Stage 2B cancer means that:

  • The prostate cancer is more extensive, extending to opposite sides of the prostate. It might be detectable with a digital rectal exam. In this instance, the PSA can be any level and the Gleason score can range from 2 to 10.
  • Alternatively, cancer remains undetectable in the digital rectal exam and imaging tests. PSA is 20 or more and the Gleason score is between 2 and 10.
  • Yet another way this can manifest is with a Gleason score of 8 or more, PSA at any level, but imaging and DRE do not pinpoint the cancer.

Stage 3: Prostate cancer extends to the outer layer of the prostate and may involve the seminal vesicles. These point to a locally advanced cancer that will grow and spread.

  • PSA can be any value and the Gleason score is between 2 and 10.

Stage 4: The cancer is at its most advanced and has spread via the blood, lymph nodes, and potentially other organs.

  • The cancer may have spread to the lymph nodes or bone.

Recurrent Prostate Cancer

Recurrent cancer is cancer that comes back after curative treatment. It might come back where it was initially diagnosed or elsewhere in the body. When this occurs, men may need to go through the same tests that they had when initially diagnosed.

TNM Staging: More Precise — and More Complicated

A more involved but precise staging method is endorsed by the American Joint Committee on Cancer. The precision of this system helps doctors select patients for research and treatment on the basis of the biology of the cancer.

TNM stages categorize

  • The size of the tumor;
  • The involvement of lymph nodes;
  • Metastasis and cancer grade.

The system is a bit complicated and is thoroughly described in public information provided by the American Cancer Society. (2)

Risk Assessment: Establishing Risk Groups

In recent years, doctors and physician groups have been classifying patients into three risk groups: high, intermediate, and low risk. Risk groups are based on considering the TNM stage, PSA, and Gleason score.

What Constitutes Low-Risk Prostate Cancer?

Low-risk prostate cancers grow very slowly. You will be low risk if your PSA is less than 10, you have a Gleason score no higher than 6, and a T stage between T1 and T2A. Low-risk patients have considered candidates for active surveillance, radical prostatectomy, or radiation.

What Are Intermediate- or Medium-Risk Cancers?

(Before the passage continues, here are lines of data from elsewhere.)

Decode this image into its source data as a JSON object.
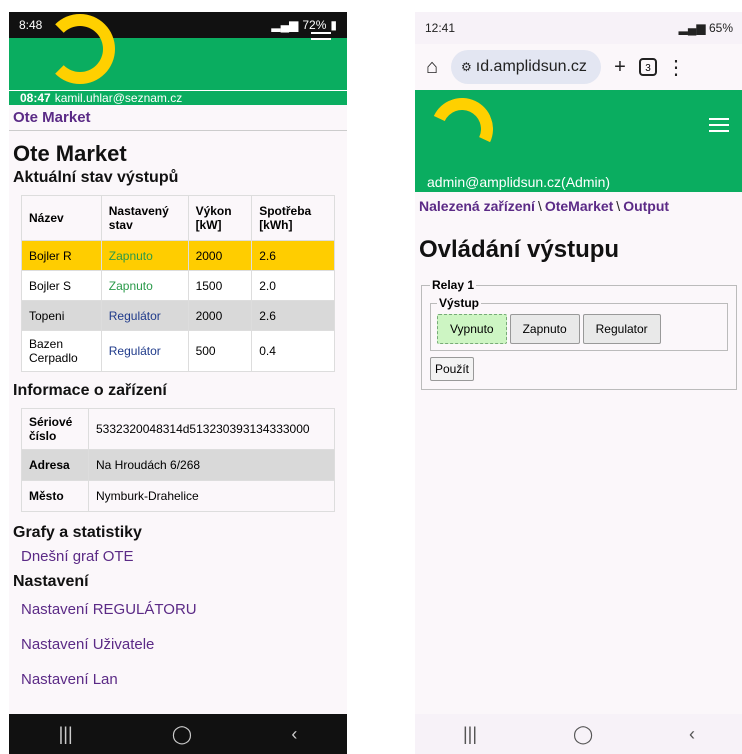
{
  "left": {
    "status": {
      "time": "8:48",
      "battery": "72%"
    },
    "user": {
      "time": "08:47",
      "email": "kamil.uhlar@seznam.cz"
    },
    "breadcrumb": "Ote Market",
    "title": "Ote Market",
    "subtitle": "Aktuální stav výstupů",
    "outputs": {
      "headers": [
        "Název",
        "Nastavený stav",
        "Výkon [kW]",
        "Spotřeba [kWh]"
      ],
      "rows": [
        [
          "Bojler R",
          "Zapnuto",
          "2000",
          "2.6"
        ],
        [
          "Bojler S",
          "Zapnuto",
          "1500",
          "2.0"
        ],
        [
          "Topeni",
          "Regulátor",
          "2000",
          "2.6"
        ],
        [
          "Bazen Cerpadlo",
          "Regulátor",
          "500",
          "0.4"
        ]
      ]
    },
    "device_heading": "Informace o zařízení",
    "device": [
      [
        "Sériové číslo",
        "5332320048314d513230393134333000"
      ],
      [
        "Adresa",
        "Na Hroudách 6/268"
      ],
      [
        "Město",
        "Nymburk-Drahelice"
      ]
    ],
    "charts_heading": "Grafy a statistiky",
    "charts_link": "Dnešní graf OTE",
    "settings_heading": "Nastavení",
    "settings_links": [
      "Nastavení REGULÁTORU",
      "Nastavení Uživatele",
      "Nastavení Lan"
    ]
  },
  "right": {
    "status": {
      "time": "12:41",
      "battery": "65%"
    },
    "url": "ıd.amplidsun.cz",
    "tabs_count": "3",
    "user": "admin@amplidsun.cz(Admin)",
    "breadcrumb": [
      "Nalezená zařízení",
      "OteMarket",
      "Output"
    ],
    "title": "Ovládání výstupu",
    "relay_legend": "Relay 1",
    "output_legend": "Výstup",
    "buttons": [
      "Vypnuto",
      "Zapnuto",
      "Regulator"
    ],
    "apply": "Použít"
  },
  "colors": {
    "brand_green": "#0aad60",
    "logo_yellow": "#ffd000",
    "link_purple": "#5b2a86"
  }
}
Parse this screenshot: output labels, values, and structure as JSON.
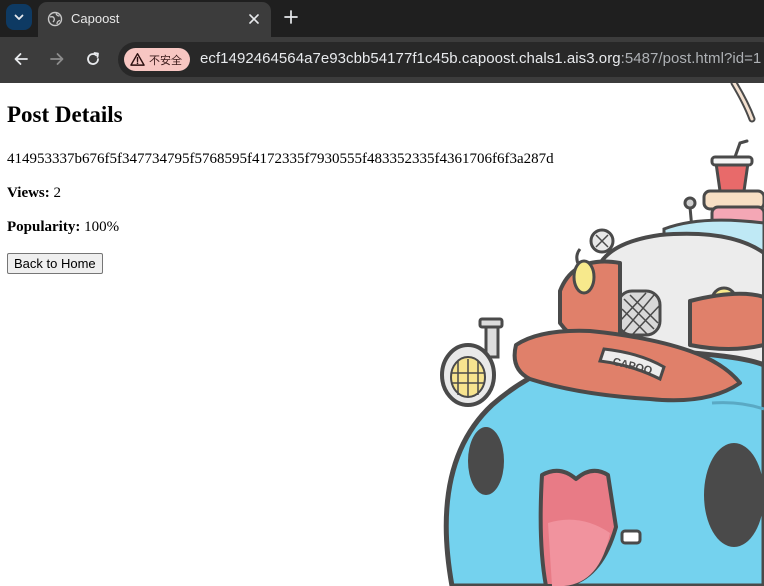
{
  "browser": {
    "tab": {
      "title": "Capoost"
    },
    "address_bar": {
      "security_label": "不安全",
      "url_host": "ecf1492464564a7e93cbb54177f1c45b.capoost.chals1.ais3.org",
      "url_rest": ":5487/post.html?id=1"
    },
    "icons": {
      "tab_search": "chevron-down-icon",
      "favicon": "globe-icon",
      "tab_close": "close-icon",
      "new_tab": "plus-icon",
      "back": "arrow-left-icon",
      "forward": "arrow-right-icon",
      "reload": "reload-icon",
      "security": "warning-triangle-icon"
    },
    "colors": {
      "tabstrip": "#1f1f1f",
      "toolbar": "#3c3c3c",
      "omnibox": "#282828",
      "security_chip": "#f7c6c2"
    }
  },
  "page": {
    "heading": "Post Details",
    "post_id": "414953337b676f5f347734795f5768595f4172335f7930555f483352335f4361706f6f3a287d",
    "views_label": "Views:",
    "views_value": "2",
    "popularity_label": "Popularity:",
    "popularity_value": "100%",
    "back_button": "Back to Home",
    "background": {
      "description_icon": "capoo-mascot-illustration",
      "hat_text": "CAPOO",
      "colors": {
        "body": "#74d2ee",
        "hat": "#e0806a",
        "outline": "#4a4a4a",
        "tongue": "#e87b86"
      }
    }
  }
}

Medium-risk cancers probably won’t grow or spread for a few years, but curative therapy (prostatectomy or radiation) is recommended. In addition, they are usually treated with less than six months of a gonadotropin-releasing hormone medication (hormone therapy). Your doctor will put you in this category if you have a PSA between 10 and 20, a Gleason score of 7, and a T stage of T2B.

What Are High-Risk Cancers?

A high-risk cancer means that your cancer is expected to grow and spread in the next few years. If you have a PSA greater than 20, a Gleason score between 8 and 10, and a T stage of T2B, you will be considered high-risk. Men at high risk are often given radiation and a longer period of hormonal therapy. Developing better treatments for high-risk patients is a key goal of prostate cancer research. (2)

Genomic Testing

Inroads in prostate cancer biology have led to new molecular tests that, when considered along with risk groups, Gleason score, and PSA, can give information on the aggressiveness of the tumor. Molecular testing is recommended in men who want to choose active surveillance, have low-risk, or intermediate-risk disease with a life expectancy of more than 10 years or who have advanced disease.